Instructions for the task: Scan the data for "width" and copy the lines it appears in.

Data items
----------------
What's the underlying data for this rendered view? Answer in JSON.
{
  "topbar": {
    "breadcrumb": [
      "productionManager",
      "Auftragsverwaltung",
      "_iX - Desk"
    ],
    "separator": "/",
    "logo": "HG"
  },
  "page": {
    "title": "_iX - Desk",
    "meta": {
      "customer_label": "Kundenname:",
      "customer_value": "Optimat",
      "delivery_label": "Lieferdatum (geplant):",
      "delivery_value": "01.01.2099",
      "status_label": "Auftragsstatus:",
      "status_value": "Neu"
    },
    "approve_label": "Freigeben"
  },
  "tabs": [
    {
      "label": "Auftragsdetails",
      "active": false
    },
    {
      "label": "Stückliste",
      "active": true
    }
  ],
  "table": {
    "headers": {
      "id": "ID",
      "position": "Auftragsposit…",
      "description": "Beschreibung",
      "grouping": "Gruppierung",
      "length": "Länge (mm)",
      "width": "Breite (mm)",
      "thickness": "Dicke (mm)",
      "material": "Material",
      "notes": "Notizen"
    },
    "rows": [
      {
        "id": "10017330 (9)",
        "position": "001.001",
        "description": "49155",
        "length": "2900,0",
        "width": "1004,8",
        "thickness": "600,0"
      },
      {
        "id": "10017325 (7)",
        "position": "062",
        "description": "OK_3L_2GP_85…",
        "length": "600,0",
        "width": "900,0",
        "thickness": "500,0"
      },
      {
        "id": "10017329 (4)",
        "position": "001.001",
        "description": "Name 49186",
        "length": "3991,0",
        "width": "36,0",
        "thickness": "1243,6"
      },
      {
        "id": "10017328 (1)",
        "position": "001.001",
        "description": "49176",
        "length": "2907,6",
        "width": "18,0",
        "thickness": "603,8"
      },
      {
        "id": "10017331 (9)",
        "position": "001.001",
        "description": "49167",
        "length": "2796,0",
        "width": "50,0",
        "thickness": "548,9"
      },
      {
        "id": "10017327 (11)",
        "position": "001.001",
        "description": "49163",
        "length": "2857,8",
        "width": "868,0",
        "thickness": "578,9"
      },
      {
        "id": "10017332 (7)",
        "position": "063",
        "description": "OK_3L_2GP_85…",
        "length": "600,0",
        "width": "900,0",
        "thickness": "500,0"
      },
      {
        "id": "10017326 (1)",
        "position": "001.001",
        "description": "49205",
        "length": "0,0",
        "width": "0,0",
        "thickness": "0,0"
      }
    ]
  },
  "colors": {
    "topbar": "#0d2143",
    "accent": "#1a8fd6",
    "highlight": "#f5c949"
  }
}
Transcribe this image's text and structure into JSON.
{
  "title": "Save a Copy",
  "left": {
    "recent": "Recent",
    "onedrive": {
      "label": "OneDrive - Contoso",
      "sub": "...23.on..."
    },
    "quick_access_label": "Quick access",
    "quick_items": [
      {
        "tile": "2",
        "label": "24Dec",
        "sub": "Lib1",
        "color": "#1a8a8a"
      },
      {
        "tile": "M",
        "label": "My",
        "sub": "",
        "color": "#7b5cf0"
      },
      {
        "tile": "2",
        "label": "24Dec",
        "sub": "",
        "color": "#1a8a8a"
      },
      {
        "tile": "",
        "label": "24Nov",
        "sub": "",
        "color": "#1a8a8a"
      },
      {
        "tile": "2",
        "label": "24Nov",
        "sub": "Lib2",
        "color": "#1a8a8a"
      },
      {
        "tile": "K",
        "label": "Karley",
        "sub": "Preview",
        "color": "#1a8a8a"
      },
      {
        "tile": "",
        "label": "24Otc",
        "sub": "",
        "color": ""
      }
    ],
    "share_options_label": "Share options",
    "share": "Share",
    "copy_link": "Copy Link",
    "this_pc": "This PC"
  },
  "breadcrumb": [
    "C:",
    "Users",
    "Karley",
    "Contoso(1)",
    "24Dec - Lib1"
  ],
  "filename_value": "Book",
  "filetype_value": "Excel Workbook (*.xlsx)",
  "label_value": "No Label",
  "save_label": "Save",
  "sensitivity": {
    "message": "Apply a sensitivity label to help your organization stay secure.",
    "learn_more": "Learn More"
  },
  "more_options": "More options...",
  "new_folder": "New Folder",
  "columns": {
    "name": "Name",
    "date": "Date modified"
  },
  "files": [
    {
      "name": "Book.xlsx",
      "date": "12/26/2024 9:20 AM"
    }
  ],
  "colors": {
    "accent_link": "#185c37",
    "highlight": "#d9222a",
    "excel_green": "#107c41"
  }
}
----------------
Your solution:
      "width": "Breite (mm)",
        "width": "1004,8",
        "width": "900,0",
        "width": "36,0",
        "width": "18,0",
        "width": "50,0",
        "width": "868,0",
        "width": "900,0",
        "width": "0,0",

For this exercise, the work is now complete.